“It is no longer good enough to say that every other Tuesday we meet with cyber security so we’re good to go,” Harrell said.
“Today’s threat landscape is hybrid,” he said.
“We are convinced that the next major attack on critical infrastructure is going to have some sort of insider threat component to it, either directly or indirectly,” Harrell said. “Do we know who really is working within our organizations?”
The CISA official said that it is not good enough to say, “we do a background check. We do it every seven years.” Rather, continuous evaluations of employees are needed.
Harrell recognizes power industry efforts
Harrell also highlighted the steps that the electricity sector has taken on the security front.
“This industry has mandatory cyber security standards. They have the design basis threat,” he noted.
In addition, Harrell noted that “we’re about to do the fifth iteration of the grid security exercise.” GridEx V will take place Nov. 13-14.
Also, through the ESCC, the American Public Power Association, the Edison Electric Institute, the National Rural Electric Cooperative Association and others that comprise a number of CEOs in the sector, “they have really moved the needle when it comes cyber security, physical security issues for the grid.”
Meanwhile, Joy Ditto, president and CEO of the Utilities Technology Council (UTC), noted that in the 1980s, “we started to get into the digital world and utilities pretty rapidly started putting digital communications on top of their existing communications network.”
This allows “us to collect data on the grid. SCADA systems are kind of the first and greatest example of that type of technology layered on to the grid.” The networks were controlled by utilities for the most part.
“The nature of the digital overlay on to our existing networks varies by utility. As we progressed into today’s technology, we have other types of technologies that we have layered on to our networks,” she said, such as sensors and phasor measurement units, which are used for a variety of ways to collect information about how the grid is operating.
“I would argue that if we did not have this digital overlay on our grids,” it would be difficult to integrate variable resources like wind power, utility scale solar and utility scale storage “like we have been able to do.”

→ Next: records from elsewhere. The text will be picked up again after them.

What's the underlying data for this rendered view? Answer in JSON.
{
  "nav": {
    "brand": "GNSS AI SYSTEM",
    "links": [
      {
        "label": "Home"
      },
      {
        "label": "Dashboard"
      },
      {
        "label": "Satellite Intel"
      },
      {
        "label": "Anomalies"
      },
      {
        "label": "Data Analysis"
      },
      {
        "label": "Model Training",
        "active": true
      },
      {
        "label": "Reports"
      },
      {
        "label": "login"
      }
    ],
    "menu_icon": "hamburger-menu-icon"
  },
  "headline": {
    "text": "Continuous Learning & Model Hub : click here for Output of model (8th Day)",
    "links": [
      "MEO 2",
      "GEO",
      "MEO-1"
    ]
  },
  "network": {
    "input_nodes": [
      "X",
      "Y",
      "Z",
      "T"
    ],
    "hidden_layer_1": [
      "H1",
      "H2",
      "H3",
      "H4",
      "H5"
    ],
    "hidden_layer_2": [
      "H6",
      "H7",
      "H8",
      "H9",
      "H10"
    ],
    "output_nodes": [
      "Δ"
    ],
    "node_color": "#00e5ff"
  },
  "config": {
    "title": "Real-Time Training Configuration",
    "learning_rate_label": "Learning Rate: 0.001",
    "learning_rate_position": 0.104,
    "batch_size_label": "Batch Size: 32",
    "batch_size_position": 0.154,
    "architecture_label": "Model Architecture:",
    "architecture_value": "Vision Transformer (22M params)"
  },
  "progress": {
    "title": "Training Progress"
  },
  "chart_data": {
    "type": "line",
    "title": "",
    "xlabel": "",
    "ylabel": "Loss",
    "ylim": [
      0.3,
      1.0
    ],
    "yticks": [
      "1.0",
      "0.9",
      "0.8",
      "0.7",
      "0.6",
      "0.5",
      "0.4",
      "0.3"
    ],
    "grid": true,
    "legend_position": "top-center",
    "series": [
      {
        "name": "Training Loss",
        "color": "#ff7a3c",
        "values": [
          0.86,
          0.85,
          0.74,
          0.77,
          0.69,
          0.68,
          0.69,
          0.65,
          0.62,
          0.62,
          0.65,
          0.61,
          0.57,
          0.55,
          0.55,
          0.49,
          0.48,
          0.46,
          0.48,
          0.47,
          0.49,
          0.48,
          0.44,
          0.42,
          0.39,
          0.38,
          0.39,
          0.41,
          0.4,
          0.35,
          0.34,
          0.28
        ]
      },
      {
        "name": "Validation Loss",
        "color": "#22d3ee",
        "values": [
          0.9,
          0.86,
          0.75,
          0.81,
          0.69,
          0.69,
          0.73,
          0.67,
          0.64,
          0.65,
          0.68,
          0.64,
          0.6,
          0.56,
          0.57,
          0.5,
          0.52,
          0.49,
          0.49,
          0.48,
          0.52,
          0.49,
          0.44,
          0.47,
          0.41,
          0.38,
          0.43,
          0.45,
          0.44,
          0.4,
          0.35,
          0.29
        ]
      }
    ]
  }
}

With respect to security and resilience, Ditto said that for the most part, “we have greater situational awareness in a blue sky day about our grids because of these communications technologies. We can see our systems better at a more granular level,” along with responding to variability in a more effective way.
“In a sense it’s made us more reliable, maybe even more resilient to regular storms. We harden our communications systems much more than the carriers do,” she said.
UTC is a Washington, D.C.-based trade association that creates a favorable business, regulatory and technological environment for electric, gas, and water utilities of all ownership types, including a number of American Public Power Association members, that own, manage or provide critical utility telecommunications systems.
The American Public Power Association’s Board of Directors recently appointed Ditto as the organization’s new President and CEO effective January 13. Ditto will succeed Sue Kelly, who is retiring in December 2019 after a five-year term as the Association President and CEO.